Crossing the Jordan is a common metaphor found in Christian hymns and literature that refers to our transition from death to life, from this world to the next. It’s grounded in the historical account of the people of Israel crossing the Jordan River and entering the promised land.
Well I looked up over Jordan and what did I see?
Coming for to carry me home.
I saw a band of angels, coming after me.
Coming for to carry me home…
Swing low, sweet chariot…
Reminiscent of Israel’s flight from Egypt and their crossing the Red Sea on dry land while Egypt’s army was swamped by the waves, and, just as Noah sailing across the flood and Elijah being taken up to heaven in a fiery chariot, Israel’s crossing the Jordan pictured the people of God being taken safely to a new world.

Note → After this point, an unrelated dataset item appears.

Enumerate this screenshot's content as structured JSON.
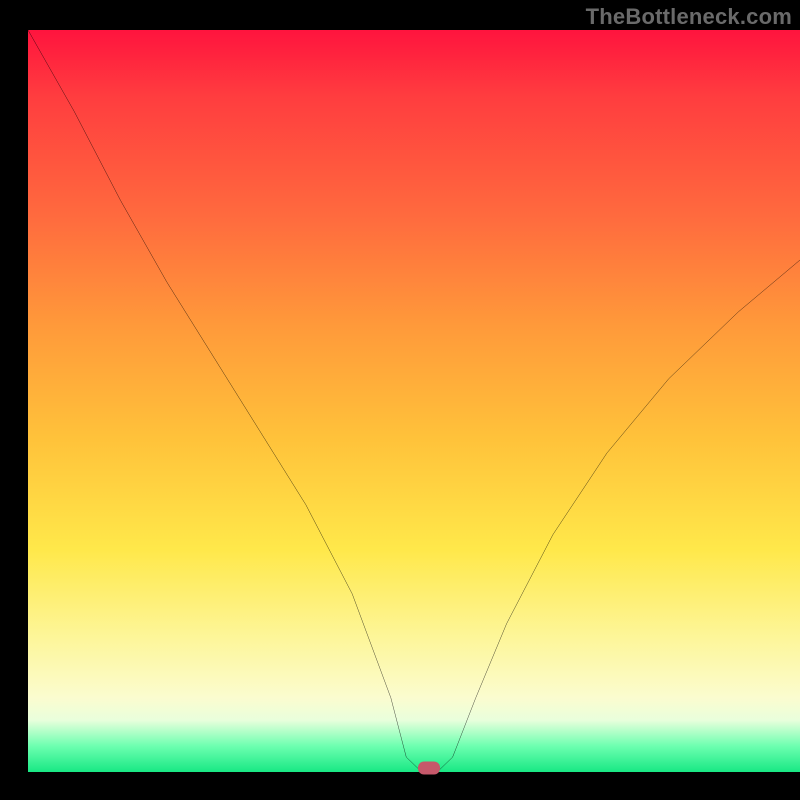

I have watched many people die. Some were shaking their fists in fear and anger as the waves rolled over their bow. Others, like Nelly, had a composure and inner peace that is hard to describe. She was neither looking forward in dread nor back in regret. Let me tell you about Nelly.
Nelly was an old woman with silver hair and bright blue eyes. She was a small, petite lady. Despite the fact she was dying of cancer, she got out of bed every morning, washed her face, combed her hair, put on a pretty dress and her earrings.
She dressed as though she was going out somewhere, to meet someone.
When we talked, we talked about God and His creation—a subject of special interest to her—and not much else. The only time we ever discussed the afterlife was when I had asked her if she was afraid to die. She simply answered, “No, not really.”
The last time I saw her she was sitting by her bedroom window wearing a softly-coloured dress covered in little flowers. We sat there together for a long time, watching the leaves fade into a blue-grey mist as the sun vanished beneath the hills.
There were no plans to be made, no fears to be expressed, no talk of death. There were just two people, filled with gratitude for the beauty of God’s handiwork – and some apple juice.
“You know, David,” she said, turning her gaze from me to look once more at the splendour outside, “I never knew apple juice could taste so sweet.”
She lifted the juice to her lips one last time. Shortly after, the chariots of God came and carried her little body to the Promised Land, there to await her glorious resurrection from the dead.
For those with faith, the apple juice tastes sweet, and all the sweeter as that bitter day approaches. Less terror, less fear, more composure, more faith, more rest, more patience, more thankfulness.
That is not to say that the believer doesn’t have their share of battles. We are not immune to the fears within and conflicts without (2 Corinthians 7:5). But the God of all comfort is there, ready to steady our souls and keep us from the waves that would otherwise swamp our little canoe.
Nelly sailed across the Jordan – grateful for apple juice. It’s the way I hope to cross the rippling sea when my day comes.
Her secret? Not really a secret at all. You see, Nelly had not waited until the day of disaster to try and find her composure. Her composure was the result of a life of faith and gratitude toward God in the little things. And so, When the big thing came, Nelly was able to hold onto the rails with a smile.